Written by Mike Ritchie, August 7, 2016, at 1:49 a.m.
Gothenburg’s Unlit Face brings multiple elements of prog, folk, death metal, grindcore and acoustic together delivering a multi-decade historical experience per song. Starting with gritty growls and ending with the fluent tranquility of folk with clean vocals. The sounds of the 60s, 70s, 80s, and 90s come from all directions, organized in a way that you don’t always see coming.
Almost like a sneak attack sometimes corrosive, sometimes soothing to the ear. It’s a lesson in music history as much as anthropological cultural patterns. Vocals come from the finest Opeth inspired tunes, combined with black forest, black metal growls and cleanly sung verse and chorus’s upon a mix of Maiden, Cathedral, with dark forces from the pit.

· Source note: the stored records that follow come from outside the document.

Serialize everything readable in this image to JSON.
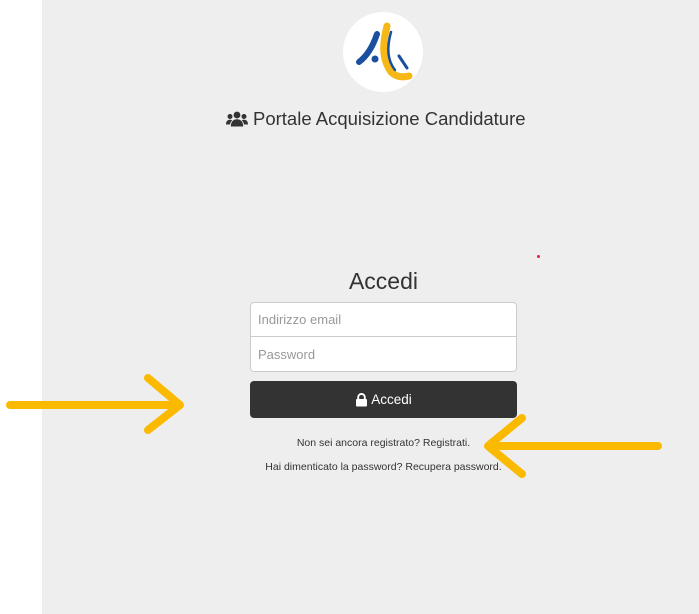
{
  "header": {
    "logo_icon": "portal-logo",
    "portal_icon": "users-icon",
    "portal_title": "Portale Acquisizione Candidature"
  },
  "login": {
    "heading": "Accedi",
    "email_placeholder": "Indirizzo email",
    "password_placeholder": "Password",
    "submit_icon": "lock-icon",
    "submit_label": "Accedi",
    "register_prompt": "Non sei ancora registrato?",
    "register_link": "Registrati.",
    "recover_prompt": "Hai dimenticato la password?",
    "recover_link": "Recupera password."
  },
  "annotations": {
    "arrow_color": "#fbb900",
    "arrows": [
      "arrow-right-icon",
      "arrow-left-icon"
    ]
  },
  "colors": {
    "panel_bg": "#eeeeee",
    "button_bg": "#333333",
    "logo_blue": "#1a4fa0",
    "logo_yellow": "#f6b817"
  }
}
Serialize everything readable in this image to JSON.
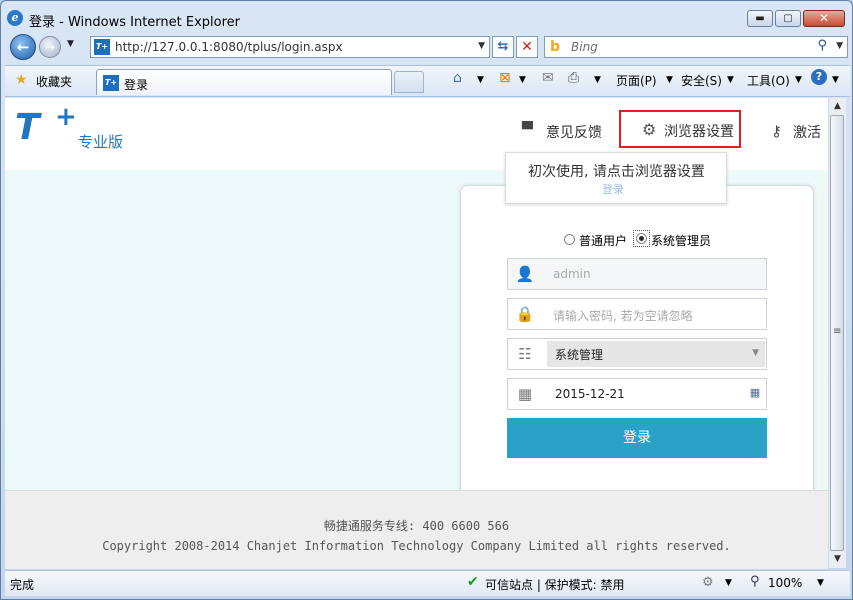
{
  "window": {
    "title": "登录 - Windows Internet Explorer",
    "min_glyph": "▬",
    "max_glyph": "▢",
    "close_glyph": "✕"
  },
  "address": {
    "url": "http://127.0.0.1:8080/tplus/login.aspx"
  },
  "search": {
    "placeholder": "Bing"
  },
  "favorites": {
    "label": "收藏夹"
  },
  "tab": {
    "label": "登录",
    "icon_text": "T+"
  },
  "commands": {
    "page": "页面(P)",
    "safety": "安全(S)",
    "tools": "工具(O)"
  },
  "header": {
    "logo": "T",
    "logo_plus": "+",
    "edition": "专业版",
    "feedback": "意见反馈",
    "browser_settings": "浏览器设置",
    "activate": "激活"
  },
  "tooltip": {
    "text": "初次使用, 请点击浏览器设置",
    "faded_text": "登录"
  },
  "login": {
    "role_normal": "普通用户",
    "role_admin": "系统管理员",
    "selected_role": "系统管理员",
    "username_placeholder": "admin",
    "password_placeholder": "请输入密码, 若为空请忽略",
    "org_value": "系统管理",
    "date_value": "2015-12-21",
    "submit": "登录"
  },
  "footer": {
    "hotline": "畅捷通服务专线: 400 6600 566",
    "copyright": "Copyright 2008-2014 Chanjet Information Technology Company Limited all rights reserved."
  },
  "status": {
    "text": "完成",
    "zone": "可信站点 | 保护模式: 禁用",
    "zoom": "100%"
  },
  "colors": {
    "brand": "#1f77c2",
    "login_button": "#2aa2c8",
    "highlight_border": "#e02020",
    "hero_background": "#eef9fa"
  },
  "icons": [
    "ie-icon",
    "back-icon",
    "forward-icon",
    "refresh-icon",
    "stop-icon",
    "bing-icon",
    "search-icon",
    "favorites-star-icon",
    "home-icon",
    "rss-icon",
    "mail-icon",
    "print-icon",
    "help-icon",
    "feedback-icon",
    "gear-icon",
    "key-icon",
    "user-icon",
    "lock-icon",
    "list-icon",
    "calendar-icon",
    "check-icon"
  ]
}
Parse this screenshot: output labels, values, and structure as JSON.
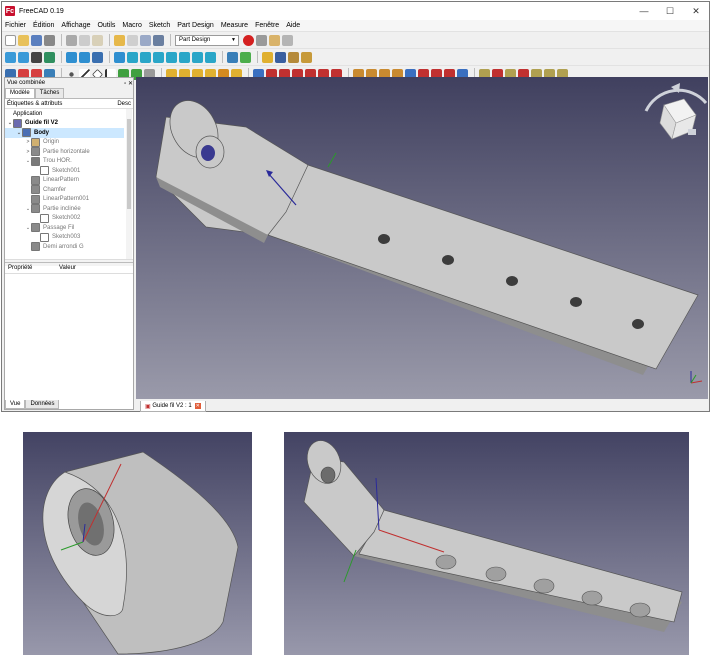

The band came together in 2009 releasing the My Seasons demo and the Your Truth Lies EP in 2012. The group brings multi-cultured experiences and influences from different countries making Gothenburg home base. Singer/guitarist Rafael Basso hails from Brazil, bassist Tomasz Plinski from Poland, and drummer Roberto Sánchez from Mexico.
Unlit Face’s Everlasting Transformation
Everlasting Transformation is written around a world view of how different people, cultures and tribes see the world through technology and humanity evolving. Each song tells a story of time and space thorough the beholders eye.
“Overcoming the Sky“ starts things with classical keys and black metal, making unlikely friends and companions, the way it’s played. As spread out as a three-genre catharsis, the music takes us to dark torch lit places underground and through the tranquility of an Opeth soundscape.
“Child of Chaos” has a crystal ball fortune telling vibe surrounding the track with thrash chug and wizard-like keyboards. Synth voices open, as guitar, galloping, battling drums hit a charging power metal feel. You’re unsure whether to clink drinking horns or slam into a mosh pit.
“Failed Creation” has elements of doom and acidic black metal menace mixing with a concoction of melody and folk metal. “Three Worlds” Iron Maiden intro, progresses into eternal, infernal war of the spiritual world fighting over control of the cathedral keys.
“Foundation” has galloping guitars, with flames on high. “Conception of Souls” sounds of dungeons converting to liquid courage flowing taverns, thrash combined with fluid acoustics.
The record gives off the peculiar but interesting vibe of hippies and black metal folk hanging out and getting along at the same party.